**PROBLEM TO SOLVE:**
Retype the records below so that each one matches exactly.

(Data records for software interfaces)
==*==

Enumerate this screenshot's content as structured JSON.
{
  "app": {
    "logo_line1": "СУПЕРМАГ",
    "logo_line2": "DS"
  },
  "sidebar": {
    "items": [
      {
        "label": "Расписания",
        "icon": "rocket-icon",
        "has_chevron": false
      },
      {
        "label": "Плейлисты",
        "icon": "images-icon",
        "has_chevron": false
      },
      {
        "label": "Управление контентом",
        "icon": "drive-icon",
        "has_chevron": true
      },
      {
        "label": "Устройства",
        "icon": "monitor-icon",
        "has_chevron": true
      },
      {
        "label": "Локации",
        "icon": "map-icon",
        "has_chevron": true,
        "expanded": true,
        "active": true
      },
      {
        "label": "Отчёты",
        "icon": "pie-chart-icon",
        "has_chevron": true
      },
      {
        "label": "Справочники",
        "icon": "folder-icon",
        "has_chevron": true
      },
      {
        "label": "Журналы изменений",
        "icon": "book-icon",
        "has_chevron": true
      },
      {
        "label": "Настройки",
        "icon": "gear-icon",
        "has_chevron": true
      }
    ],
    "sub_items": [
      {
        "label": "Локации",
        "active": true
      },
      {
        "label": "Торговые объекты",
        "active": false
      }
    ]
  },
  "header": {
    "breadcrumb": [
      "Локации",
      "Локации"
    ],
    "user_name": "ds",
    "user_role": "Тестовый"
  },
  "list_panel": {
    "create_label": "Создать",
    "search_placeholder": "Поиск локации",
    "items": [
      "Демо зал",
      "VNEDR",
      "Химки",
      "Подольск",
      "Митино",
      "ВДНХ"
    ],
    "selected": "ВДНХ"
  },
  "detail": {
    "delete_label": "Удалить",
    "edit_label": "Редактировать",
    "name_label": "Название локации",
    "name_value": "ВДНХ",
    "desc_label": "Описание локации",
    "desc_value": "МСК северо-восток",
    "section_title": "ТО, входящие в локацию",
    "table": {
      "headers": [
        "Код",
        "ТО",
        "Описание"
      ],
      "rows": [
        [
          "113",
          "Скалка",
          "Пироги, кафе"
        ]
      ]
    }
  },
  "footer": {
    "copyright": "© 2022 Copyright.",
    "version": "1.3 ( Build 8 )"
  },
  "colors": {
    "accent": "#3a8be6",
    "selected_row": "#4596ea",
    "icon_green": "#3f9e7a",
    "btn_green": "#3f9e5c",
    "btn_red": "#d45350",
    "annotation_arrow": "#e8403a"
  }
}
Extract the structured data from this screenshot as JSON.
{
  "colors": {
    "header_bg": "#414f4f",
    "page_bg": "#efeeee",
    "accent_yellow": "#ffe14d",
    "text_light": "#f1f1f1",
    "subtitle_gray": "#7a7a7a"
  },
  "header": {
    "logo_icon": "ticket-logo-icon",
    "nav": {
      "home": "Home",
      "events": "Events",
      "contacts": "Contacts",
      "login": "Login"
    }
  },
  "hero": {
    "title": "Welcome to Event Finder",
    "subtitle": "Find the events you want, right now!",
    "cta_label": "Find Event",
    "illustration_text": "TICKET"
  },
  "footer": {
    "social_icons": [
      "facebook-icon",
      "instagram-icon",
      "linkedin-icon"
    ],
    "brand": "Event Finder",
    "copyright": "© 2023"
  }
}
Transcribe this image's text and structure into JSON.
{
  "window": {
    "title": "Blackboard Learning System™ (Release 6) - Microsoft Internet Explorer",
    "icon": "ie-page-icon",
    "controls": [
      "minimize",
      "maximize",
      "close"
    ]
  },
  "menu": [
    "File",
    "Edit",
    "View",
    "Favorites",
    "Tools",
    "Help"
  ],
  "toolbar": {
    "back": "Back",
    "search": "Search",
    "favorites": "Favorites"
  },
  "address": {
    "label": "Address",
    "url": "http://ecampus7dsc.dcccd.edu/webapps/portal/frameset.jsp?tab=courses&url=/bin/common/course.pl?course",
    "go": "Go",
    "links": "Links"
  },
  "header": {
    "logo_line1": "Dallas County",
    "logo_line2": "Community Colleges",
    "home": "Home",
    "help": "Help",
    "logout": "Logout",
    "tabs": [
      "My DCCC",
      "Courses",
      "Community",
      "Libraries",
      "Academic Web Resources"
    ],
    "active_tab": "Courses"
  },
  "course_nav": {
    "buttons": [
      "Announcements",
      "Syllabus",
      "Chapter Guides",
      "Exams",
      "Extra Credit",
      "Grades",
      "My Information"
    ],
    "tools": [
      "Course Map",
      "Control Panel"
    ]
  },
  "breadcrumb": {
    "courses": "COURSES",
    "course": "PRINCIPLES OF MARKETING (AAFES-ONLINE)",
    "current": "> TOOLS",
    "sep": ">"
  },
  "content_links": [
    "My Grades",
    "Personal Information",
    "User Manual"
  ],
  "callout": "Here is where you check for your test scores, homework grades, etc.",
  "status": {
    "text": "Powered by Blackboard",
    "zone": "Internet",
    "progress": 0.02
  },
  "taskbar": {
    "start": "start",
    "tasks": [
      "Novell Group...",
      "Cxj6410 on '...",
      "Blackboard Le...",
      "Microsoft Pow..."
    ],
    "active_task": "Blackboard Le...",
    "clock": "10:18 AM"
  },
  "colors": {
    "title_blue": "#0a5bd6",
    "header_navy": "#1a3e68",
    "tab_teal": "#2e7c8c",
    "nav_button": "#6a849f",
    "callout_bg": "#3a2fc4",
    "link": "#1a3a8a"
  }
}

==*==

**COMPLETED TASK:**
Enumerate this screenshot's content as structured JSON.
{
  "app": {
    "logo_line1": "СУПЕРМАГ",
    "logo_line2": "DS"
  },
  "sidebar": {
    "items": [
      {
        "label": "Расписания",
        "icon": "rocket-icon",
        "has_chevron": false
      },
      {
        "label": "Плейлисты",
        "icon": "images-icon",
        "has_chevron": false
      },
      {
        "label": "Управление контентом",
        "icon": "drive-icon",
        "has_chevron": true
      },
      {
        "label": "Устройства",
        "icon": "monitor-icon",
        "has_chevron": true
      },
      {
        "label": "Локации",
        "icon": "map-icon",
        "has_chevron": true,
        "expanded": true,
        "active": true
      },
      {
        "label": "Отчёты",
        "icon": "pie-chart-icon",
        "has_chevron": true
      },
      {
        "label": "Справочники",
        "icon": "folder-icon",
        "has_chevron": true
      },
      {
        "label": "Журналы изменений",
        "icon": "book-icon",
        "has_chevron": true
      },
      {
        "label": "Настройки",
        "icon": "gear-icon",
        "has_chevron": true
      }
    ],
    "sub_items": [
      {
        "label": "Локации",
        "active": true
      },
      {
        "label": "Торговые объекты",
        "active": false
      }
    ]
  },
  "header": {
    "breadcrumb": [
      "Локации",
      "Локации"
    ],
    "user_name": "ds",
    "user_role": "Тестовый"
  },
  "list_panel": {
    "create_label": "Создать",
    "search_placeholder": "Поиск локации",
    "items": [
      "Демо зал",
      "VNEDR",
      "Химки",
      "Подольск",
      "Митино",
      "ВДНХ"
    ],
    "selected": "ВДНХ"
  },
  "detail": {
    "delete_label": "Удалить",
    "edit_label": "Редактировать",
    "name_label": "Название локации",
    "name_value": "ВДНХ",
    "desc_label": "Описание локации",
    "desc_value": "МСК северо-восток",
    "section_title": "ТО, входящие в локацию",
    "table": {
      "headers": [
        "Код",
        "ТО",
        "Описание"
      ],
      "rows": [
        [
          "113",
          "Скалка",
          "Пироги, кафе"
        ]
      ]
    }
  },
  "footer": {
    "copyright": "© 2022 Copyright.",
    "version": "1.3 ( Build 8 )"
  },
  "colors": {
    "accent": "#3a8be6",
    "selected_row": "#4596ea",
    "icon_green": "#3f9e7a",
    "btn_green": "#3f9e5c",
    "btn_red": "#d45350",
    "annotation_arrow": "#e8403a"
  }
}
Extract the structured data from this screenshot as JSON.
{
  "colors": {
    "header_bg": "#414f4f",
    "page_bg": "#efeeee",
    "accent_yellow": "#ffe14d",
    "text_light": "#f1f1f1",
    "subtitle_gray": "#7a7a7a"
  },
  "header": {
    "logo_icon": "ticket-logo-icon",
    "nav": {
      "home": "Home",
      "events": "Events",
      "contacts": "Contacts",
      "login": "Login"
    }
  },
  "hero": {
    "title": "Welcome to Event Finder",
    "subtitle": "Find the events you want, right now!",
    "cta_label": "Find Event",
    "illustration_text": "TICKET"
  },
  "footer": {
    "social_icons": [
      "facebook-icon",
      "instagram-icon",
      "linkedin-icon"
    ],
    "brand": "Event Finder",
    "copyright": "© 2023"
  }
}
Transcribe this image's text and structure into JSON.
{
  "window": {
    "title": "Blackboard Learning System™ (Release 6) - Microsoft Internet Explorer",
    "icon": "ie-page-icon",
    "controls": [
      "minimize",
      "maximize",
      "close"
    ]
  },
  "menu": [
    "File",
    "Edit",
    "View",
    "Favorites",
    "Tools",
    "Help"
  ],
  "toolbar": {
    "back": "Back",
    "search": "Search",
    "favorites": "Favorites"
  },
  "address": {
    "label": "Address",
    "url": "http://ecampus7dsc.dcccd.edu/webapps/portal/frameset.jsp?tab=courses&url=/bin/common/course.pl?course",
    "go": "Go",
    "links": "Links"
  },
  "header": {
    "logo_line1": "Dallas County",
    "logo_line2": "Community Colleges",
    "home": "Home",
    "help": "Help",
    "logout": "Logout",
    "tabs": [
      "My DCCC",
      "Courses",
      "Community",
      "Libraries",
      "Academic Web Resources"
    ],
    "active_tab": "Courses"
  },
  "course_nav": {
    "buttons": [
      "Announcements",
      "Syllabus",
      "Chapter Guides",
      "Exams",
      "Extra Credit",
      "Grades",
      "My Information"
    ],
    "tools": [
      "Course Map",
      "Control Panel"
    ]
  },
  "breadcrumb": {
    "courses": "COURSES",
    "course": "PRINCIPLES OF MARKETING (AAFES-ONLINE)",
    "current": "> TOOLS",
    "sep": ">"
  },
  "content_links": [
    "My Grades",
    "Personal Information",
    "User Manual"
  ],
  "callout": "Here is where you check for your test scores, homework grades, etc.",
  "status": {
    "text": "Powered by Blackboard",
    "zone": "Internet",
    "progress": 0.02
  },
  "taskbar": {
    "start": "start",
    "tasks": [
      "Novell Group...",
      "Cxj6410 on '...",
      "Blackboard Le...",
      "Microsoft Pow..."
    ],
    "active_task": "Blackboard Le...",
    "clock": "10:18 AM"
  },
  "colors": {
    "title_blue": "#0a5bd6",
    "header_navy": "#1a3e68",
    "tab_teal": "#2e7c8c",
    "nav_button": "#6a849f",
    "callout_bg": "#3a2fc4",
    "link": "#1a3a8a"
  }
}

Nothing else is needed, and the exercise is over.